Data extract section start
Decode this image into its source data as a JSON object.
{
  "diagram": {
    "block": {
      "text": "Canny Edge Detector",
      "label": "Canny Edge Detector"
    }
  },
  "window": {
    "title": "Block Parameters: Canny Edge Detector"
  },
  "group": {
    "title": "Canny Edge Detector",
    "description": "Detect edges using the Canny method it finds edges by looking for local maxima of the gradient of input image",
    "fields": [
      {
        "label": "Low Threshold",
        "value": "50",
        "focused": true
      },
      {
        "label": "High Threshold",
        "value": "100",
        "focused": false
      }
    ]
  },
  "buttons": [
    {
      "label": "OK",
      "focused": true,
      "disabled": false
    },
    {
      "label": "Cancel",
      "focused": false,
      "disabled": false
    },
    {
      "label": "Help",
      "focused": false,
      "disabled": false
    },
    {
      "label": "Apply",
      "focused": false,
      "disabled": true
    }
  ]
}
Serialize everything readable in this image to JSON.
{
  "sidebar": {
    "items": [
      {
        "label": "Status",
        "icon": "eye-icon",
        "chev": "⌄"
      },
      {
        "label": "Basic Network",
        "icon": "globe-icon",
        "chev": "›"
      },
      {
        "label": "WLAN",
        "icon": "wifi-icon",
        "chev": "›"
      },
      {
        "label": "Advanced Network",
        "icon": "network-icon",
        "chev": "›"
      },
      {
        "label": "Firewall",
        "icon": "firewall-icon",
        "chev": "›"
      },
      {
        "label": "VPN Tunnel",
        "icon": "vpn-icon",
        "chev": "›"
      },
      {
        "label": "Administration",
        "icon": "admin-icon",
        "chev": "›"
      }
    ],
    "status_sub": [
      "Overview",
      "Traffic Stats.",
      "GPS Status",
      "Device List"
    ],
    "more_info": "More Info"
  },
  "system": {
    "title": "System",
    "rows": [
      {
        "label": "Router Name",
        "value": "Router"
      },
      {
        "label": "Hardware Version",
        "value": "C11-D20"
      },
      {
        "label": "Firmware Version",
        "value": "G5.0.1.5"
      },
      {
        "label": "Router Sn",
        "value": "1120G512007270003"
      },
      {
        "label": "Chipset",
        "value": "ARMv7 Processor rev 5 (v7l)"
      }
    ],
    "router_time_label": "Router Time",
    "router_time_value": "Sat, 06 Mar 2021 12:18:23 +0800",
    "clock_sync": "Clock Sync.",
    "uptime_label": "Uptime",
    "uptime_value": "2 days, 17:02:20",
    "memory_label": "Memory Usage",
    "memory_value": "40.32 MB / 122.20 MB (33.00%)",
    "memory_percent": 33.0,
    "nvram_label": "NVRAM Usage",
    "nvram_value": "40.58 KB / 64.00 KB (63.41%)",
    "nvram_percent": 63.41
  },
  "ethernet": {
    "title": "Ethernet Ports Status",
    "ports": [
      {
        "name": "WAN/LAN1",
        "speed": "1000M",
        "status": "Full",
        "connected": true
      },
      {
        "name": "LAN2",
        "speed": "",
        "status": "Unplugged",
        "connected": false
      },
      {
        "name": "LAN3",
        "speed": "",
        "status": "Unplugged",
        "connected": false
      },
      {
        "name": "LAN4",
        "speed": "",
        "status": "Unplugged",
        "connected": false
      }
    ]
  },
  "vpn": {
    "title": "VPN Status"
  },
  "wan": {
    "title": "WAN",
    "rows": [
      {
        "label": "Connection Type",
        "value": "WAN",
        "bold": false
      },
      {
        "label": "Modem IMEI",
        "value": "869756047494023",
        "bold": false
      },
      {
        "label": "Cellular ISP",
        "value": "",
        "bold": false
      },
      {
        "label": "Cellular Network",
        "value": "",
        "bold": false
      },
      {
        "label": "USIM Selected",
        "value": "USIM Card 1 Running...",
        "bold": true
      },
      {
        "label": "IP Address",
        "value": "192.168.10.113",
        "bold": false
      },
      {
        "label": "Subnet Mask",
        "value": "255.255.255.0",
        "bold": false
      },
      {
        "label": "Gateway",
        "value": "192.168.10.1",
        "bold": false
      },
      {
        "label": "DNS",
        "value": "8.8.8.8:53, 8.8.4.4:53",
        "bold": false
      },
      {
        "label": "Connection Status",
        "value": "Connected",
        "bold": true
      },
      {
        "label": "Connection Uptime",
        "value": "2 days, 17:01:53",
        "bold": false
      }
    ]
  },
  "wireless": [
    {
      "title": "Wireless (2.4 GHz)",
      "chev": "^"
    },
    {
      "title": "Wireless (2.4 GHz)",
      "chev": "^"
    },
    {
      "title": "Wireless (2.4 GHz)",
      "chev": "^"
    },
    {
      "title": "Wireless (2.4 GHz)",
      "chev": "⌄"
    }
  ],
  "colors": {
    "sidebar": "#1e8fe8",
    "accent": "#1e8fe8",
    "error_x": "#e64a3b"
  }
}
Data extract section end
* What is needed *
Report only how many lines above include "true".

* Your solution *
6